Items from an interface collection
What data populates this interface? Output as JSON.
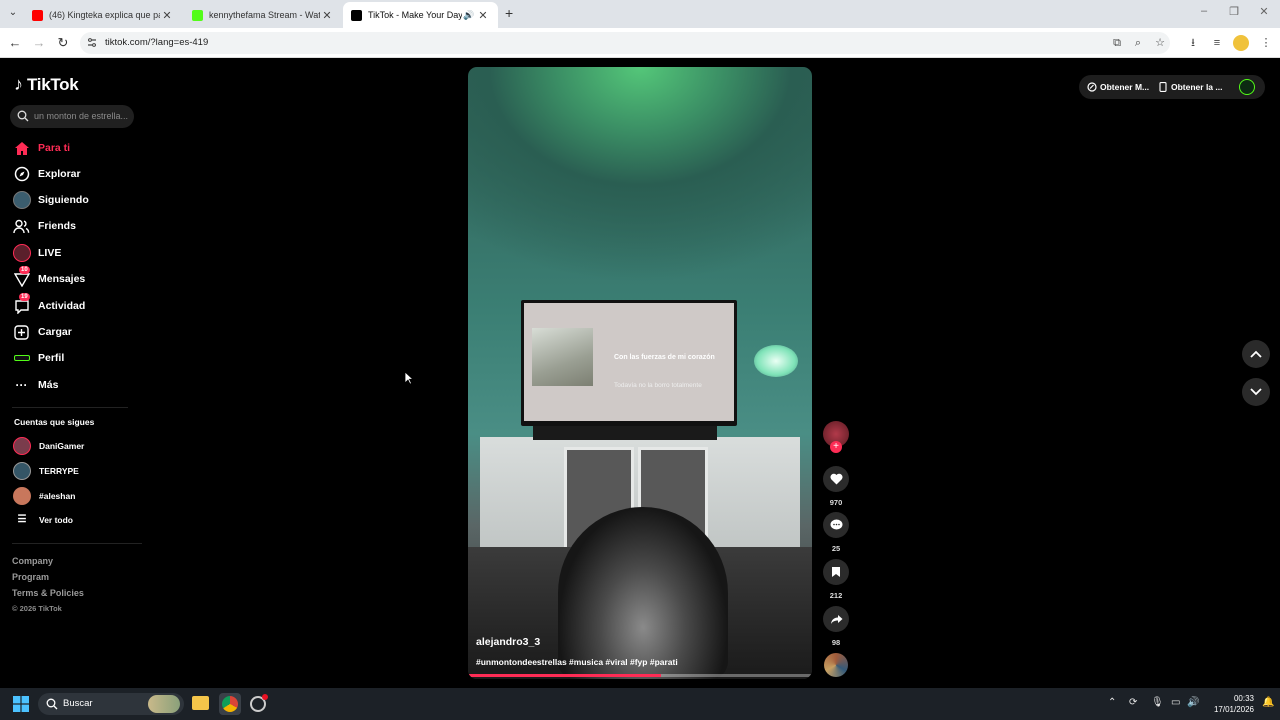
{
  "browser": {
    "tabs": [
      {
        "title": "(46) Kingteka explica que pasó",
        "favicon_color": "#ff0000",
        "active": false
      },
      {
        "title": "kennythefama Stream - Watch",
        "favicon_color": "#53fc18",
        "active": false
      },
      {
        "title": "TikTok - Make Your Day",
        "favicon_color": "#000000",
        "active": true
      }
    ],
    "url": "tiktok.com/?lang=es-419"
  },
  "sidebar": {
    "logo_text": "TikTok",
    "search_placeholder": "un monton de estrella...",
    "nav": [
      {
        "label": "Para ti",
        "icon": "home-icon",
        "active": true
      },
      {
        "label": "Explorar",
        "icon": "compass-icon"
      },
      {
        "label": "Siguiendo",
        "icon": "following-avatar-icon"
      },
      {
        "label": "Friends",
        "icon": "friends-icon"
      },
      {
        "label": "LIVE",
        "icon": "live-icon"
      },
      {
        "label": "Mensajes",
        "icon": "messages-icon",
        "badge": "10"
      },
      {
        "label": "Actividad",
        "icon": "activity-icon",
        "badge": "19"
      },
      {
        "label": "Cargar",
        "icon": "upload-icon"
      },
      {
        "label": "Perfil",
        "icon": "profile-icon"
      },
      {
        "label": "Más",
        "icon": "more-icon"
      }
    ],
    "following_title": "Cuentas que sigues",
    "following": [
      {
        "name": "DaniGamer"
      },
      {
        "name": "TERRYPE"
      },
      {
        "name": "#aleshan"
      },
      {
        "name": "Ver todo"
      }
    ],
    "footer": [
      "Company",
      "Program",
      "Terms & Policies"
    ],
    "copyright": "© 2026 TikTok"
  },
  "video": {
    "tv_lyric_main": "Con las fuerzas de mi corazón",
    "tv_lyric_next": "Todavía no la borro totalmente",
    "username": "alejandro3_3",
    "hashtags": "#unmontondeestrellas #musica #viral #fyp #parati",
    "progress": 0.56
  },
  "actions": {
    "likes": "970",
    "comments": "25",
    "saves": "212",
    "shares": "98"
  },
  "topbar": {
    "get_app_1": "Obtener M...",
    "get_app_2": "Obtener la ..."
  },
  "taskbar": {
    "search_placeholder": "Buscar",
    "time": "00:33",
    "date": "17/01/2026"
  },
  "colors": {
    "accent": "#fe2c55",
    "background": "#000000"
  }
}
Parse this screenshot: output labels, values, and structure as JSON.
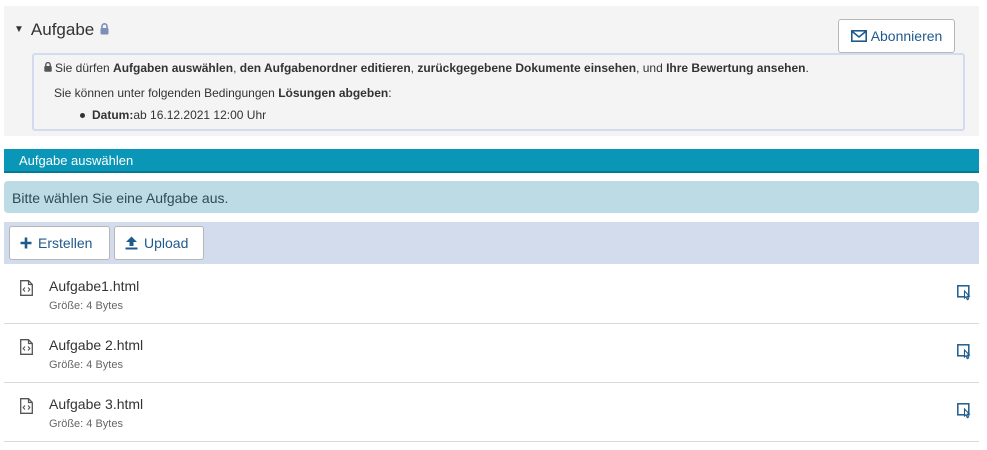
{
  "panel": {
    "title": "Aufgabe",
    "subscribe_label": "Abonnieren",
    "info": {
      "line1_prefix": "Sie dürfen ",
      "line1_b1": "Aufgaben auswählen",
      "line1_sep1": ", ",
      "line1_b2": "den Aufgabenordner editieren",
      "line1_sep2": ", ",
      "line1_b3": "zurückgegebene Dokumente einsehen",
      "line1_sep3": ", und ",
      "line1_b4": "Ihre Bewertung ansehen",
      "line1_end": ".",
      "line2_prefix": "Sie können unter folgenden Bedingungen ",
      "line2_bold": "Lösungen abgeben",
      "line2_end": ":",
      "date_label": "Datum:",
      "date_value": " ab 16.12.2021 12:00 Uhr"
    }
  },
  "section": {
    "title": "Aufgabe auswählen"
  },
  "alert": {
    "text": "Bitte wählen Sie eine Aufgabe aus."
  },
  "toolbar": {
    "create_label": "Erstellen",
    "upload_label": "Upload"
  },
  "files": [
    {
      "name": "Aufgabe1.html",
      "size": "Größe: 4 Bytes"
    },
    {
      "name": "Aufgabe 2.html",
      "size": "Größe: 4 Bytes"
    },
    {
      "name": "Aufgabe 3.html",
      "size": "Größe: 4 Bytes"
    }
  ],
  "colors": {
    "section_bar": "#0a97b7",
    "alert_bg": "#bcdbe4",
    "toolbar_bg": "#d3dcec",
    "link_blue": "#1f5a8c"
  }
}
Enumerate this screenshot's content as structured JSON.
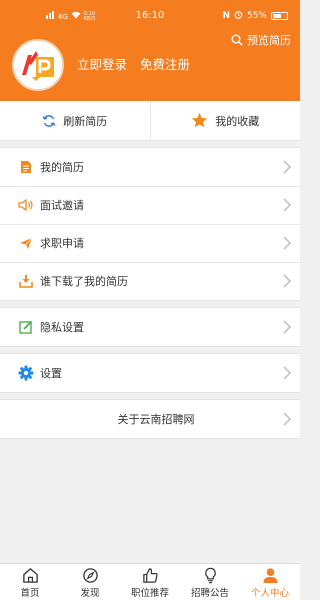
{
  "status_bar": {
    "time": "16:10",
    "net_speed": "0.10 KB/S",
    "signal_label": "4G",
    "nfc": "N",
    "battery": "55%"
  },
  "header": {
    "preview_label": "预览简历",
    "login_label": "立即登录",
    "register_label": "免费注册",
    "colors": {
      "brand": "#f57c1f"
    }
  },
  "quick_actions": {
    "refresh_label": "刷新简历",
    "favorites_label": "我的收藏"
  },
  "menu_group_1": [
    {
      "label": "我的简历",
      "icon": "resume-icon"
    },
    {
      "label": "面试邀请",
      "icon": "speaker-icon"
    },
    {
      "label": "求职申请",
      "icon": "send-icon"
    },
    {
      "label": "谁下载了我的简历",
      "icon": "download-icon"
    }
  ],
  "menu_group_2": [
    {
      "label": "隐私设置",
      "icon": "edit-icon"
    }
  ],
  "menu_group_3": [
    {
      "label": "设置",
      "icon": "gear-icon"
    }
  ],
  "menu_group_4": [
    {
      "label": "关于云南招聘网"
    }
  ],
  "tabs": [
    {
      "label": "首页",
      "icon": "home-icon",
      "active": false
    },
    {
      "label": "发现",
      "icon": "compass-icon",
      "active": false
    },
    {
      "label": "职位推荐",
      "icon": "thumbs-up-icon",
      "active": false
    },
    {
      "label": "招聘公告",
      "icon": "bulb-icon",
      "active": false
    },
    {
      "label": "个人中心",
      "icon": "user-icon",
      "active": true
    }
  ]
}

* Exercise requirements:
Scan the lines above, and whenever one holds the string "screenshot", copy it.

* Solution to this task:
Parse this screenshot: output labels, values, and structure as JSON.
Enumerate this screenshot's content as structured JSON.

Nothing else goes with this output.